> _Exercise details_: If a line in the entries below contains "readdirSync", copy it.

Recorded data
┌──
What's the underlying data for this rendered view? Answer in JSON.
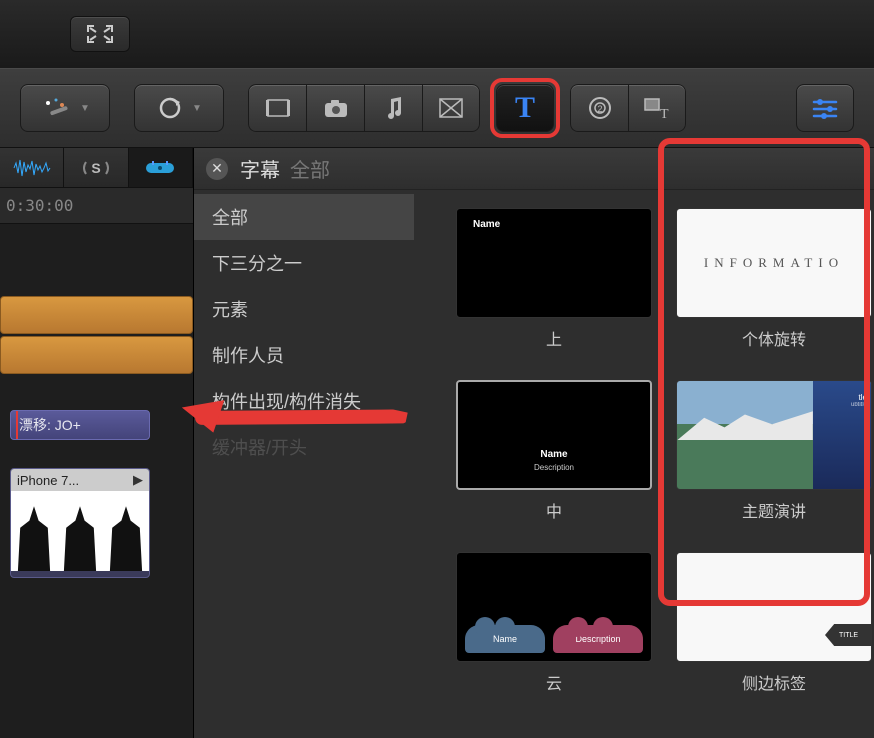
{
  "toolbar": {
    "magic_wand": "magic-wand",
    "retime": "retime",
    "clips_icon": "clips",
    "camera_icon": "camera",
    "music_icon": "music",
    "transitions_icon": "transitions",
    "text_icon": "T",
    "generators_icon": "generators",
    "themes_icon": "themes",
    "inspector_icon": "inspector"
  },
  "audio_tabs": {
    "waveform": "waveform",
    "surround": "S",
    "tag": "tag"
  },
  "timecode": "0:30:00",
  "clips": {
    "drift_label": "漂移: JO+",
    "video_label": "iPhone 7..."
  },
  "browser": {
    "title": "字幕",
    "subtitle": "全部",
    "categories": [
      "全部",
      "下三分之一",
      "元素",
      "制作人员",
      "构件出现/构件消失",
      "缓冲器/开头"
    ]
  },
  "titles": [
    {
      "label": "上",
      "thumb_text1": "Name"
    },
    {
      "label": "个体旋转",
      "thumb_text1": "INFORMATIO"
    },
    {
      "label": "中",
      "thumb_text1": "Name",
      "thumb_text2": "Description"
    },
    {
      "label": "主题演讲",
      "thumb_text1": "tle",
      "thumb_text2": "ubtitle"
    },
    {
      "label": "云",
      "thumb_text1": "Name",
      "thumb_text2": "Description"
    },
    {
      "label": "侧边标签",
      "thumb_text1": "TITLE"
    }
  ]
}
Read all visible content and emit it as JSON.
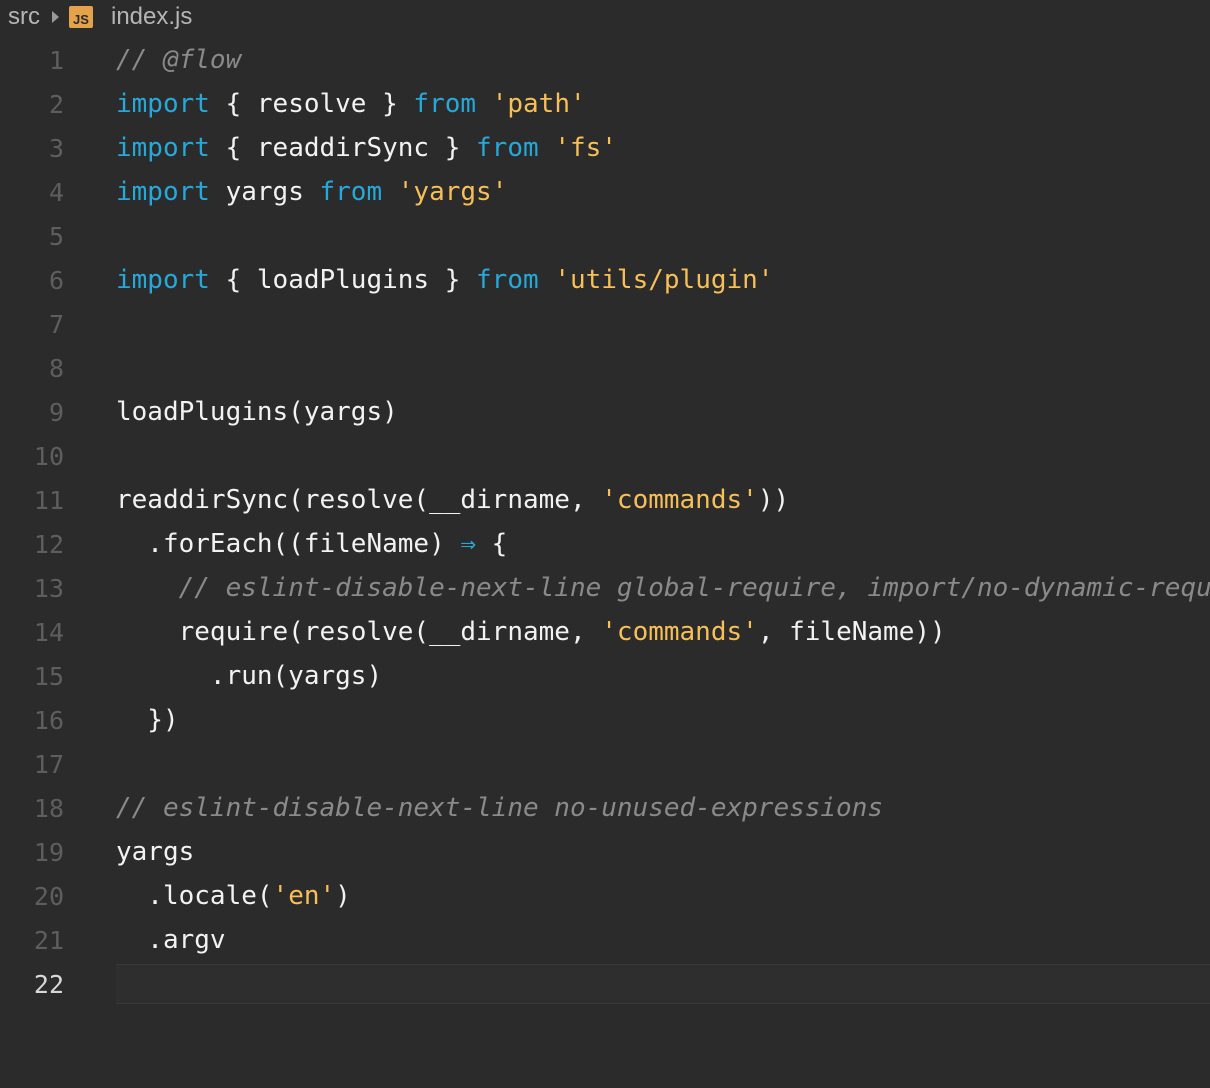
{
  "breadcrumb": {
    "folder": "src",
    "file_icon_label": "JS",
    "file": "index.js"
  },
  "colors": {
    "background": "#2b2b2b",
    "keyword": "#26a8d8",
    "string": "#f7bf57",
    "comment": "#8a8a8a",
    "text": "#f2f2f2",
    "js_icon": "#e6a24a"
  },
  "editor": {
    "current_line": 22,
    "lines": [
      {
        "n": "1",
        "tokens": [
          {
            "t": "// @flow",
            "c": "cm"
          }
        ]
      },
      {
        "n": "2",
        "tokens": [
          {
            "t": "import",
            "c": "kw"
          },
          {
            "t": " { resolve } ",
            "c": "pl"
          },
          {
            "t": "from",
            "c": "kw"
          },
          {
            "t": " ",
            "c": "pl"
          },
          {
            "t": "'path'",
            "c": "str"
          }
        ]
      },
      {
        "n": "3",
        "tokens": [
          {
            "t": "import",
            "c": "kw"
          },
          {
            "t": " { readdirSync } ",
            "c": "pl"
          },
          {
            "t": "from",
            "c": "kw"
          },
          {
            "t": " ",
            "c": "pl"
          },
          {
            "t": "'fs'",
            "c": "str"
          }
        ]
      },
      {
        "n": "4",
        "tokens": [
          {
            "t": "import",
            "c": "kw"
          },
          {
            "t": " yargs ",
            "c": "pl"
          },
          {
            "t": "from",
            "c": "kw"
          },
          {
            "t": " ",
            "c": "pl"
          },
          {
            "t": "'yargs'",
            "c": "str"
          }
        ]
      },
      {
        "n": "5",
        "tokens": []
      },
      {
        "n": "6",
        "tokens": [
          {
            "t": "import",
            "c": "kw"
          },
          {
            "t": " { loadPlugins } ",
            "c": "pl"
          },
          {
            "t": "from",
            "c": "kw"
          },
          {
            "t": " ",
            "c": "pl"
          },
          {
            "t": "'utils/plugin'",
            "c": "str"
          }
        ]
      },
      {
        "n": "7",
        "tokens": []
      },
      {
        "n": "8",
        "tokens": []
      },
      {
        "n": "9",
        "tokens": [
          {
            "t": "loadPlugins(yargs)",
            "c": "pl"
          }
        ]
      },
      {
        "n": "10",
        "tokens": []
      },
      {
        "n": "11",
        "tokens": [
          {
            "t": "readdirSync(resolve(__dirname, ",
            "c": "pl"
          },
          {
            "t": "'commands'",
            "c": "str"
          },
          {
            "t": "))",
            "c": "pl"
          }
        ]
      },
      {
        "n": "12",
        "tokens": [
          {
            "t": "  .forEach((fileName) ",
            "c": "pl"
          },
          {
            "t": "⇒",
            "c": "kw"
          },
          {
            "t": " {",
            "c": "pl"
          }
        ]
      },
      {
        "n": "13",
        "tokens": [
          {
            "t": "    ",
            "c": "pl"
          },
          {
            "t": "// eslint-disable-next-line global-require, import/no-dynamic-require",
            "c": "cm"
          }
        ]
      },
      {
        "n": "14",
        "tokens": [
          {
            "t": "    require(resolve(__dirname, ",
            "c": "pl"
          },
          {
            "t": "'commands'",
            "c": "str"
          },
          {
            "t": ", fileName))",
            "c": "pl"
          }
        ]
      },
      {
        "n": "15",
        "tokens": [
          {
            "t": "      .run(yargs)",
            "c": "pl"
          }
        ]
      },
      {
        "n": "16",
        "tokens": [
          {
            "t": "  })",
            "c": "pl"
          }
        ]
      },
      {
        "n": "17",
        "tokens": []
      },
      {
        "n": "18",
        "tokens": [
          {
            "t": "// eslint-disable-next-line no-unused-expressions",
            "c": "cm"
          }
        ]
      },
      {
        "n": "19",
        "tokens": [
          {
            "t": "yargs",
            "c": "pl"
          }
        ]
      },
      {
        "n": "20",
        "tokens": [
          {
            "t": "  .locale(",
            "c": "pl"
          },
          {
            "t": "'en'",
            "c": "str"
          },
          {
            "t": ")",
            "c": "pl"
          }
        ]
      },
      {
        "n": "21",
        "tokens": [
          {
            "t": "  .argv",
            "c": "pl"
          }
        ]
      },
      {
        "n": "22",
        "tokens": []
      }
    ]
  }
}
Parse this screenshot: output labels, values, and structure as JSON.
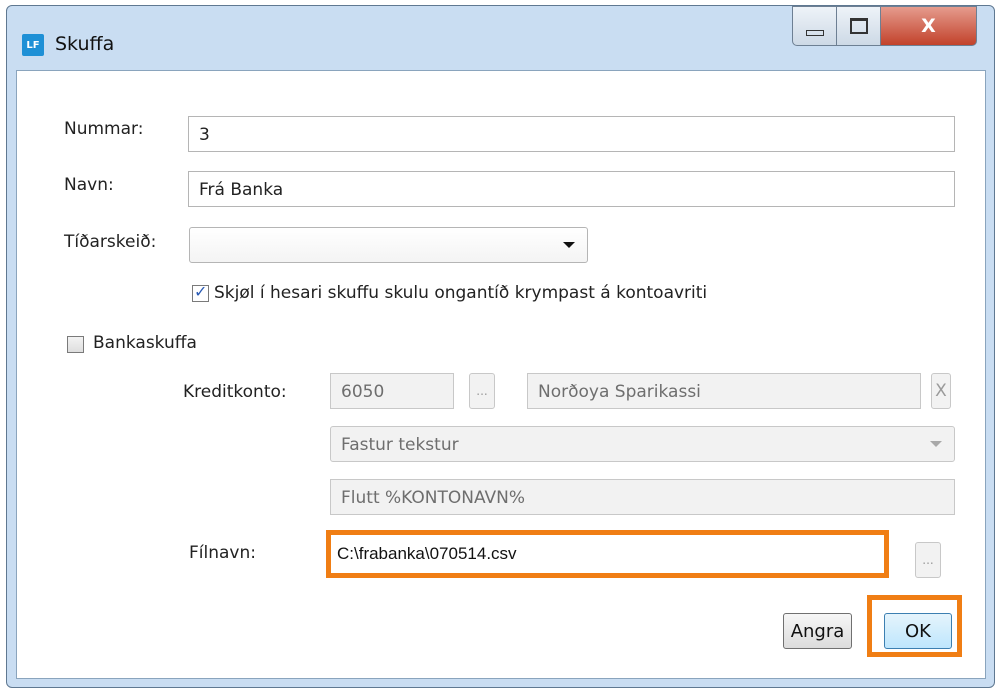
{
  "window": {
    "title": "Skuffa",
    "app_icon_text": "LF",
    "controls": {
      "minimize": "minimize",
      "maximize": "maximize",
      "close": "X"
    }
  },
  "form": {
    "nummar": {
      "label": "Nummar:",
      "value": "3"
    },
    "navn": {
      "label": "Navn:",
      "value": "Frá Banka"
    },
    "tidarskeid": {
      "label": "Tíðarskeið:",
      "value": ""
    },
    "krympast_checkbox": {
      "label": "Skjøl í hesari skuffu skulu ongantíð krympast á kontoavriti",
      "checked": true
    },
    "bankaskuffa_checkbox": {
      "label": "Bankaskuffa",
      "checked": false
    },
    "kreditkonto": {
      "label": "Kreditkonto:",
      "number": "6050",
      "browse": "...",
      "name": "Norðoya Sparikassi",
      "clear": "X"
    },
    "text_type": {
      "value": "Fastur tekstur"
    },
    "text_value": {
      "value": "Flutt %KONTONAVN%"
    },
    "filnavn": {
      "label": "Fílnavn:",
      "value": "C:\\frabanka\\070514.csv",
      "browse": "..."
    }
  },
  "buttons": {
    "cancel": "Angra",
    "ok": "OK"
  },
  "colors": {
    "highlight": "#f07e14",
    "accent": "#1e90d6"
  }
}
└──
> _Exercise result_:
            "t": " { readdirSync } ",
            "t": "readdirSync(resolve(__dirname, ",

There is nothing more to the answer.